The problem: Scanning the listing below, tally every line where the string "timestamp" shows up, then state the count alone.

Entries shown:
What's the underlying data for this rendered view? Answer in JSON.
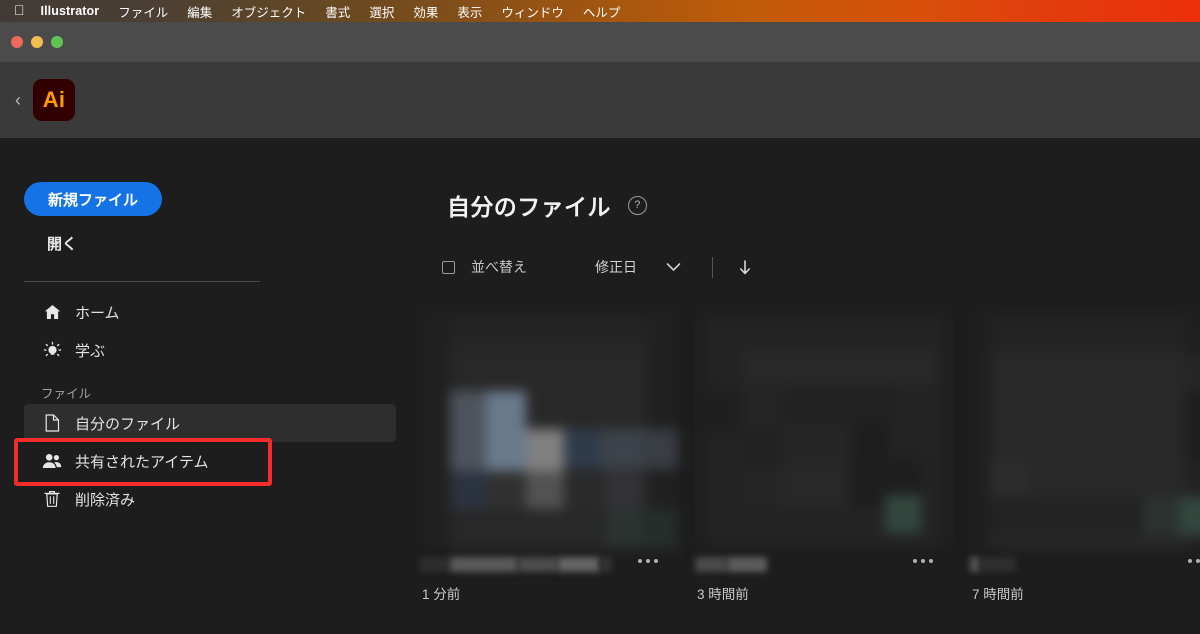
{
  "menubar": {
    "apple_icon": "apple-logo",
    "app_name": "Illustrator",
    "items": [
      "ファイル",
      "編集",
      "オブジェクト",
      "書式",
      "選択",
      "効果",
      "表示",
      "ウィンドウ",
      "ヘルプ"
    ],
    "gradient_start": "#413a36",
    "gradient_end": "#ec2f0c"
  },
  "window": {
    "close_label": "close-button",
    "minimize_label": "minimize-button",
    "maximize_label": "maximize-button",
    "titlebar_color": "#4b4b4b"
  },
  "appheader": {
    "back_chevron": "‹",
    "app_badge": "Ai",
    "badge_bg": "#330000",
    "badge_fg": "#ff9a00"
  },
  "sidebar": {
    "new_file_label": "新規ファイル",
    "new_file_color": "#1473e6",
    "open_label": "開く",
    "nav": [
      {
        "label": "ホーム",
        "icon": "home-icon",
        "active": false
      },
      {
        "label": "学ぶ",
        "icon": "lightbulb-icon",
        "active": false
      }
    ],
    "group_label": "ファイル",
    "files_nav": [
      {
        "label": "自分のファイル",
        "icon": "document-icon",
        "active": true
      },
      {
        "label": "共有されたアイテム",
        "icon": "people-icon",
        "active": false
      },
      {
        "label": "削除済み",
        "icon": "trash-icon",
        "active": false
      }
    ],
    "annotation_color": "#f52c2c"
  },
  "main": {
    "title": "自分のファイル",
    "help_icon": "?",
    "toolbar": {
      "select_all_checkbox": "select-all-checkbox",
      "sort_label": "並べ替え",
      "sort_value": "修正日",
      "chevron_icon": "chevron-down-icon",
      "direction_icon": "arrow-down-icon"
    },
    "files": [
      {
        "timestamp": "1 分前",
        "menu_icon": "more-options-icon"
      },
      {
        "timestamp": "3 時間前",
        "menu_icon": "more-options-icon"
      },
      {
        "timestamp": "7 時間前",
        "menu_icon": "more-options-icon"
      }
    ]
  }
}
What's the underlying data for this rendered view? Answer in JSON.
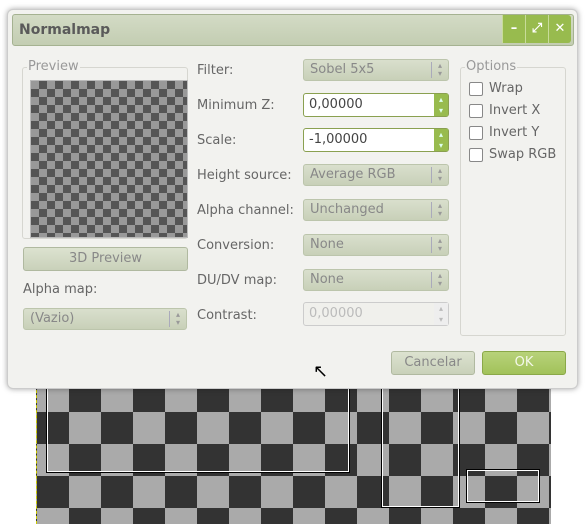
{
  "window": {
    "title": "Normalmap",
    "buttons": [
      "minimize",
      "maximize",
      "close"
    ]
  },
  "preview": {
    "label": "Preview",
    "button": "3D Preview"
  },
  "alpha_map": {
    "label": "Alpha map:",
    "value": "(Vazio)"
  },
  "fields": [
    {
      "label": "Filter:",
      "value": "Sobel 5x5",
      "type": "combo"
    },
    {
      "label": "Minimum Z:",
      "value": "0,00000",
      "type": "spin"
    },
    {
      "label": "Scale:",
      "value": "-1,00000",
      "type": "spin"
    },
    {
      "label": "Height source:",
      "value": "Average RGB",
      "type": "combo"
    },
    {
      "label": "Alpha channel:",
      "value": "Unchanged",
      "type": "combo"
    },
    {
      "label": "Conversion:",
      "value": "None",
      "type": "combo"
    },
    {
      "label": "DU/DV map:",
      "value": "None",
      "type": "combo"
    },
    {
      "label": "Contrast:",
      "value": "0,00000",
      "type": "spin-disabled"
    }
  ],
  "options": {
    "label": "Options",
    "items": [
      {
        "label": "Wrap",
        "checked": false
      },
      {
        "label": "Invert X",
        "checked": false
      },
      {
        "label": "Invert Y",
        "checked": false
      },
      {
        "label": "Swap RGB",
        "checked": false
      }
    ]
  },
  "actions": {
    "cancel": "Cancelar",
    "ok": "OK"
  }
}
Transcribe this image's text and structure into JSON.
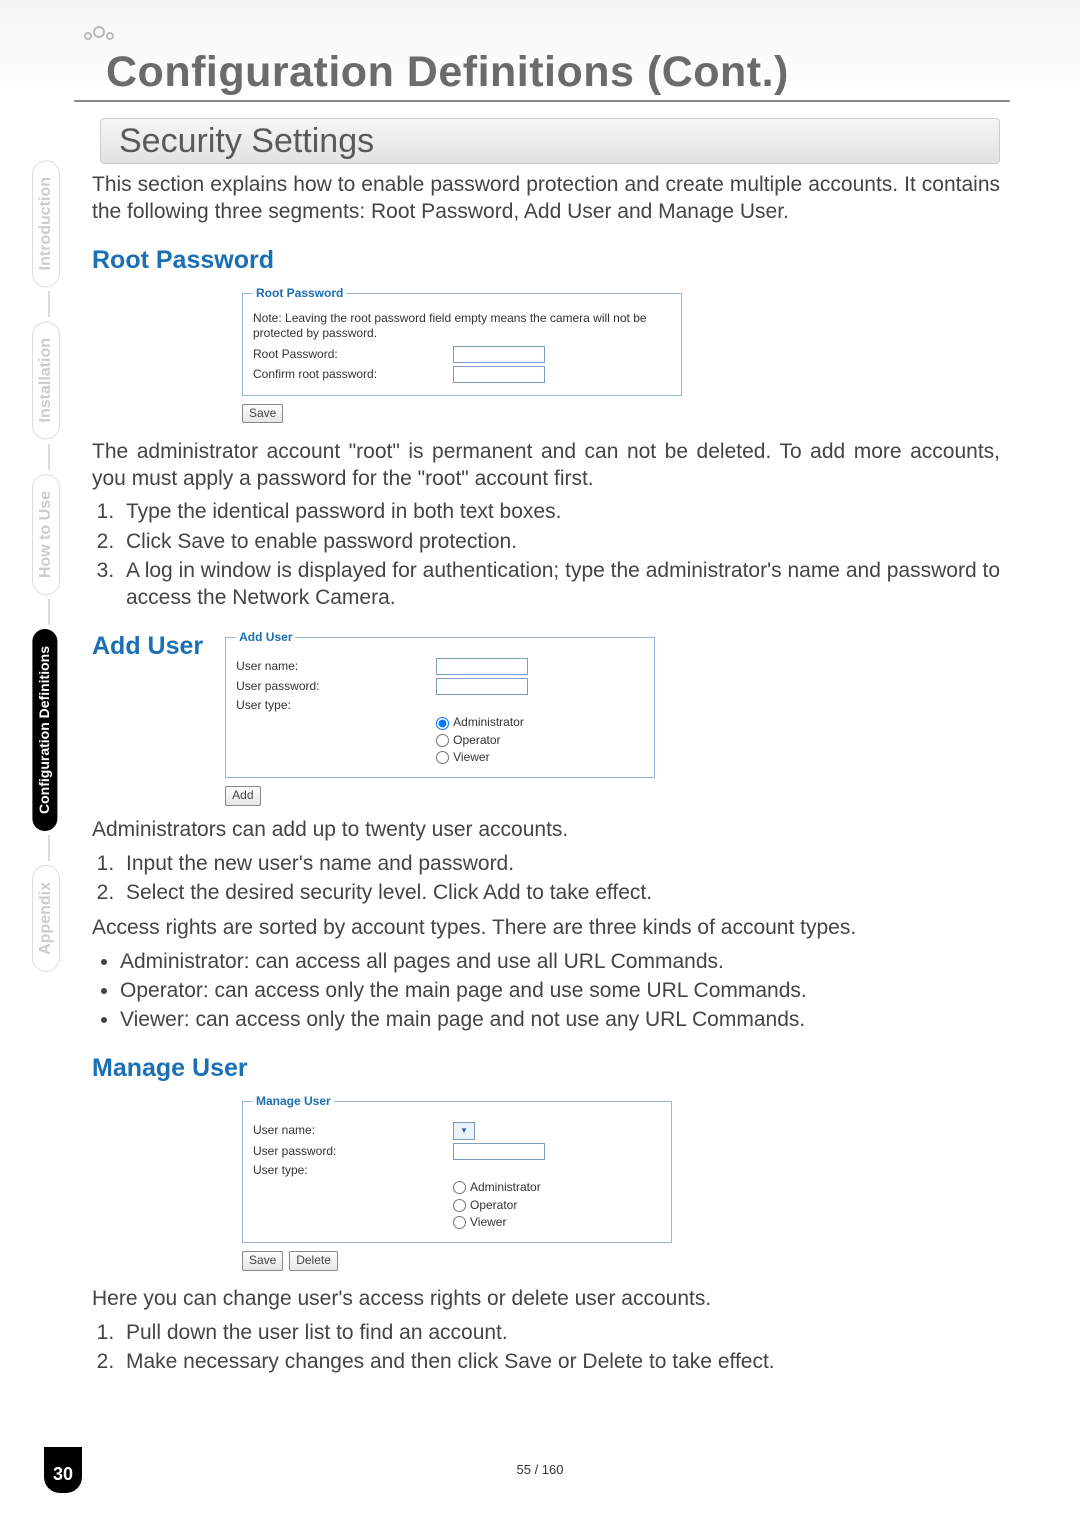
{
  "header": {
    "title": "Configuration Definitions (Cont.)",
    "section": "Security Settings"
  },
  "intro": "This section explains how to enable password protection and create multiple accounts. It contains the following three segments: Root Password, Add User and Manage User.",
  "root_password": {
    "heading": "Root Password",
    "legend": "Root Password",
    "note": "Note: Leaving the root password field empty means the camera will not be protected by password.",
    "label_pw": "Root Password:",
    "label_confirm": "Confirm root password:",
    "save": "Save",
    "desc": "The administrator account \"root\" is permanent and can not be deleted. To add more accounts, you must apply a password for the \"root\" account first.",
    "steps": [
      "Type the identical password in both text boxes.",
      "Click Save to enable password protection.",
      "A log in window is displayed for authentication; type the administrator's name and password to access the Network Camera."
    ]
  },
  "add_user": {
    "heading": "Add User",
    "legend": "Add User",
    "label_name": "User name:",
    "label_pw": "User password:",
    "label_type": "User type:",
    "radios": [
      "Administrator",
      "Operator",
      "Viewer"
    ],
    "add": "Add",
    "desc": "Administrators can add up to twenty user accounts.",
    "steps": [
      "Input the new user's name and password.",
      "Select the desired security level. Click Add to take effect."
    ],
    "rights_intro": "Access rights are sorted by account types. There are three kinds of account types.",
    "bullets": [
      "Administrator: can access all pages and use all URL Commands.",
      "Operator: can access only the main page and use some URL Commands.",
      "Viewer:  can access only the main page and not use any URL Commands."
    ]
  },
  "manage_user": {
    "heading": "Manage User",
    "legend": "Manage User",
    "label_name": "User name:",
    "label_pw": "User password:",
    "label_type": "User type:",
    "radios": [
      "Administrator",
      "Operator",
      "Viewer"
    ],
    "save": "Save",
    "delete": "Delete",
    "desc": "Here you can change user's access rights or delete user accounts.",
    "steps": [
      "Pull down the user list to find an account.",
      "Make necessary changes and then click Save or Delete to take effect."
    ]
  },
  "side_tabs": [
    "Introduction",
    "Installation",
    "How to Use",
    "Configuration Definitions",
    "Appendix"
  ],
  "footer": {
    "page_small": "55 / 160",
    "badge": "30"
  }
}
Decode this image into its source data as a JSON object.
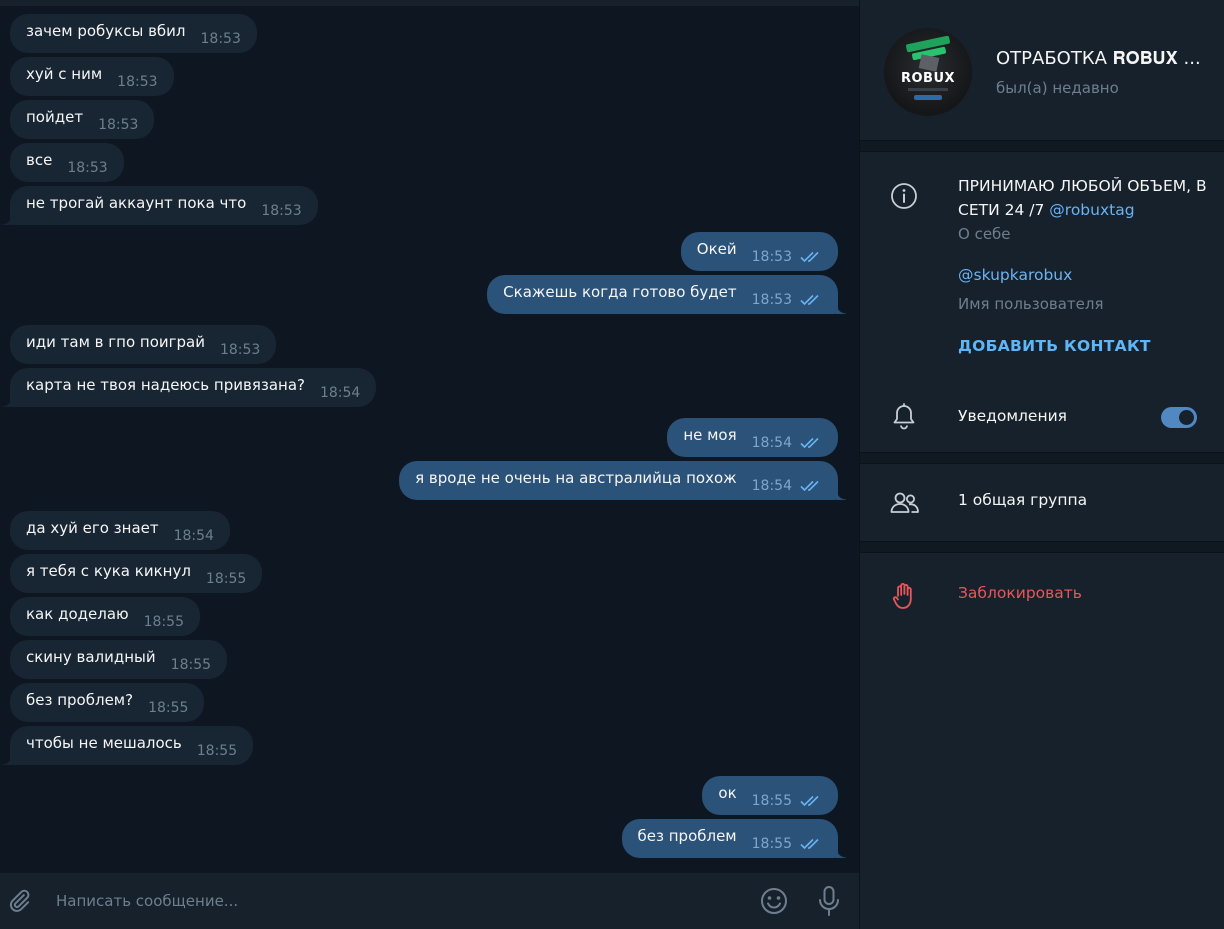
{
  "chat": {
    "messages": [
      {
        "dir": "in",
        "text": "зачем робуксы вбил",
        "time": "18:53"
      },
      {
        "dir": "in",
        "text": "хуй с ним",
        "time": "18:53"
      },
      {
        "dir": "in",
        "text": "пойдет",
        "time": "18:53"
      },
      {
        "dir": "in",
        "text": "все",
        "time": "18:53"
      },
      {
        "dir": "in",
        "text": "не трогай аккаунт пока что",
        "time": "18:53",
        "last": true
      },
      {
        "dir": "out",
        "text": "Окей",
        "time": "18:53"
      },
      {
        "dir": "out",
        "text": "Скажешь когда готово будет",
        "time": "18:53",
        "last": true
      },
      {
        "dir": "in",
        "text": "иди там в гпо поиграй",
        "time": "18:53"
      },
      {
        "dir": "in",
        "text": "карта не твоя надеюсь привязана?",
        "time": "18:54",
        "last": true
      },
      {
        "dir": "out",
        "text": "не моя",
        "time": "18:54"
      },
      {
        "dir": "out",
        "text": "я вроде не очень на австралийца похож",
        "time": "18:54",
        "last": true
      },
      {
        "dir": "in",
        "text": "да хуй его знает",
        "time": "18:54"
      },
      {
        "dir": "in",
        "text": "я тебя с кука кикнул",
        "time": "18:55"
      },
      {
        "dir": "in",
        "text": "как доделаю",
        "time": "18:55"
      },
      {
        "dir": "in",
        "text": "скину валидный",
        "time": "18:55"
      },
      {
        "dir": "in",
        "text": "без проблем?",
        "time": "18:55"
      },
      {
        "dir": "in",
        "text": "чтобы не мешалось",
        "time": "18:55",
        "last": true
      },
      {
        "dir": "out",
        "text": "ок",
        "time": "18:55"
      },
      {
        "dir": "out",
        "text": "без проблем",
        "time": "18:55",
        "last": true
      }
    ]
  },
  "composer": {
    "placeholder": "Написать сообщение..."
  },
  "profile": {
    "name": "ОТРАБОТКА 𝐑𝐎𝐁𝐔𝐗 ...",
    "status": "был(а) недавно",
    "avatar_text": "ROBUX",
    "bio_text": "ПРИНИМАЮ ЛЮБОЙ ОБЪЕМ, В СЕТИ 24 /7 ",
    "bio_link": "@robuxtag",
    "bio_label": "О себе",
    "username": "@skupkarobux",
    "username_label": "Имя пользователя",
    "add_contact": "ДОБАВИТЬ КОНТАКТ",
    "notifications_label": "Уведомления",
    "notifications_on": true,
    "groups_label": "1 общая группа",
    "block_label": "Заблокировать"
  },
  "colors": {
    "accent": "#5288c1",
    "link": "#6ab3f3",
    "danger": "#e5585b",
    "bubble_in": "#182533",
    "bubble_out": "#2b5278"
  },
  "icons": [
    "attach-icon",
    "emoji-icon",
    "microphone-icon",
    "info-icon",
    "bell-icon",
    "group-icon",
    "hand-stop-icon",
    "double-check-icon"
  ]
}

Task response: 3